Muddy trails should be left to dry, but in races they aren't avoidable. Here are Jared Rando's tips for mud mastery.
Words: Jared Rando
Photos: Nick Waygood
The first tip to riding in the mud is try to avoid it at all costs! For the most part, riding in muddy conditions can be destructive to trails and also your bike but the reality is that at times it just can’t be avoided. These days, a good portion of trail networks will be closed down to riding in excessively muddy conditions, while others with well supported maintenance programs may stay open. Make sure you know the rules where you are riding so you don’t contribute to any excessive damage.
When it comes to racing of any kind though, it’s inevitable that at some point you’ll be lining up with a muddy track in front of you. After 10 years of downhill racing in every condition you could possibly think off, here’s some of the best tips for what you can do when the conditions turn muddy and it’s time to get out and ride.

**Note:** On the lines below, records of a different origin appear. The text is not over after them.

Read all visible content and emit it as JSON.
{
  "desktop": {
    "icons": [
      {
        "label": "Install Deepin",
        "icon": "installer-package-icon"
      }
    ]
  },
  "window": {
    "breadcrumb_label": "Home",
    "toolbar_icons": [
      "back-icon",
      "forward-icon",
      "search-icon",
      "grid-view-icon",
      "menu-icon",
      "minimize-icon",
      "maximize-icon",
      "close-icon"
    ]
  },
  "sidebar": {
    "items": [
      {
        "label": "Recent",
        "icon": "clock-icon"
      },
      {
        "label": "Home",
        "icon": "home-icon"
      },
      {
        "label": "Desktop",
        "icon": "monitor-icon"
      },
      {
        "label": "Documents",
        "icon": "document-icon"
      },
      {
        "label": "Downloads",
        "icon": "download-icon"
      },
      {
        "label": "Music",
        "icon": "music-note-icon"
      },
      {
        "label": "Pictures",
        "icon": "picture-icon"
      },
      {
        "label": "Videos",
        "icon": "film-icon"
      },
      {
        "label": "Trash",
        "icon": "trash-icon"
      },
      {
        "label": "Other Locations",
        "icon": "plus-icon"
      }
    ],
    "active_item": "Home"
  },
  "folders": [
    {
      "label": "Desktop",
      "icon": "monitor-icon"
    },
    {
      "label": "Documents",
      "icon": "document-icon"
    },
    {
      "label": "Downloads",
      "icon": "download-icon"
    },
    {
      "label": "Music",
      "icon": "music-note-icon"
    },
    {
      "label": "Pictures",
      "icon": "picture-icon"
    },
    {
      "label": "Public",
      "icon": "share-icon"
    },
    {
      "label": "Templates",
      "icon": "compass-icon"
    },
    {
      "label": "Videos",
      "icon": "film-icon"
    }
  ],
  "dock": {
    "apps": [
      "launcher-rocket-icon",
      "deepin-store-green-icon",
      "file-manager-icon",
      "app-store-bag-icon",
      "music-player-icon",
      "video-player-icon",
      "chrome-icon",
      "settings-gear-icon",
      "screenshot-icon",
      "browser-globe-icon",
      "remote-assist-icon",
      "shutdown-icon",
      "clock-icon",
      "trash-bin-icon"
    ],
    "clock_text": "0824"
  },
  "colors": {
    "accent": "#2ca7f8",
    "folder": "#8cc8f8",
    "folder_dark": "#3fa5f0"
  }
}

Step 1 – Tyres and Pressures
Are specific mud tyres worth it? You bet! All the major manufacturers offer a mud specific tyre for any bike but just remember that traction in the mud will come with the cost of rolling speed.
Mud tyres are generally narrower and with taller, further spaced knobs. There is one thing that no tyre will grip to though and that’s wet roots. If you don’t have mud tyres a good tip is to drop your pressure by a couple of psi. This will allow your tyres a little more contact with the trail and in most instances you’ll be going slower down the trail anyway so the equivalent tyre roll and pinch protection can be provided with a lower pressure.